A causal fallacy is one where the conclusion can be false even if the premises are true. This type of fallacies often happens when something is taken to be the only possible cause for something else, when it in fact there could be multiple possible reasons why something happens. We often tend to confuse correlation with causation (cause and effect) in our everyday thinking. On the surface causal fallacies often sound reasonable because it focuses on core cause of a problem. However, it is important to remember that just because two things happen together (and therefore correlate) does not mean that one thing caused the other.
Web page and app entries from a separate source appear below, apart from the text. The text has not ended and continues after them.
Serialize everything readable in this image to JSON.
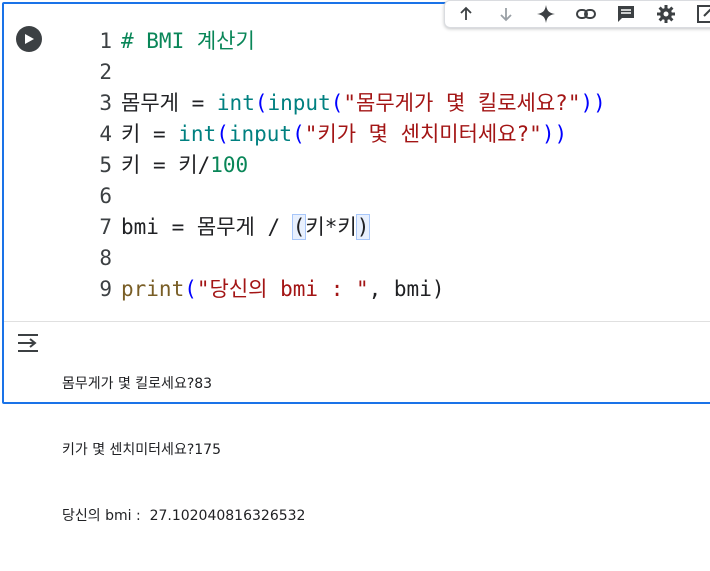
{
  "toolbar": {
    "icons": [
      "arrow-up-icon",
      "arrow-down-icon",
      "sparkle-icon",
      "link-icon",
      "comment-icon",
      "gear-icon",
      "popout-icon"
    ]
  },
  "code": {
    "line_numbers": [
      "1",
      "2",
      "3",
      "4",
      "5",
      "6",
      "7",
      "8",
      "9"
    ],
    "l1": {
      "comment": "# BMI 계산기"
    },
    "l3": {
      "var": "몸무게",
      "eq": " = ",
      "int": "int",
      "open": "(",
      "input": "input",
      "open2": "(",
      "str": "\"몸무게가 몇 킬로세요?\"",
      "close": "))"
    },
    "l4": {
      "var": "키",
      "eq": " = ",
      "int": "int",
      "open": "(",
      "input": "input",
      "open2": "(",
      "str": "\"키가 몇 센치미터세요?\"",
      "close": "))"
    },
    "l5": {
      "var": "키",
      "eq": " = ",
      "rhs": "키/",
      "num": "100"
    },
    "l7": {
      "var": "bmi",
      "eq": " = ",
      "rhs": "몸무게 / ",
      "popen": "(",
      "inner": "키*키",
      "pclose": ")"
    },
    "l9": {
      "print": "print",
      "open": "(",
      "str": "\"당신의 bmi : \"",
      "rest": ", bmi)"
    }
  },
  "output": {
    "lines": [
      "몸무게가 몇 킬로세요?83",
      "키가 몇 센치미터세요?175",
      "당신의 bmi :  27.102040816326532"
    ]
  },
  "colors": {
    "accent": "#1a73e8",
    "string": "#a31515",
    "number": "#098658",
    "keyword": "#0000ff"
  }
}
That is, two things happening together does not guarantee that one caused the other because it is quite possible that it was a coincidence or that a third thing was the cause for them both.
Example Argument: “ The flu causes sore throats, so since I have a sore throat I must have the flu.”
Premise 1: If I have the flu, then I have a sore throat
Premise 2: I have a sore throat
Conclusion: Therefore I have the flu
Now we know that the flu causes a sore throat, but we cannot say that the flu is the only cause of a sore throat since many other things cause sore throats like: a cold or yelling too much. That is, a sore throat doesn’t necessarily determine if we have the flu.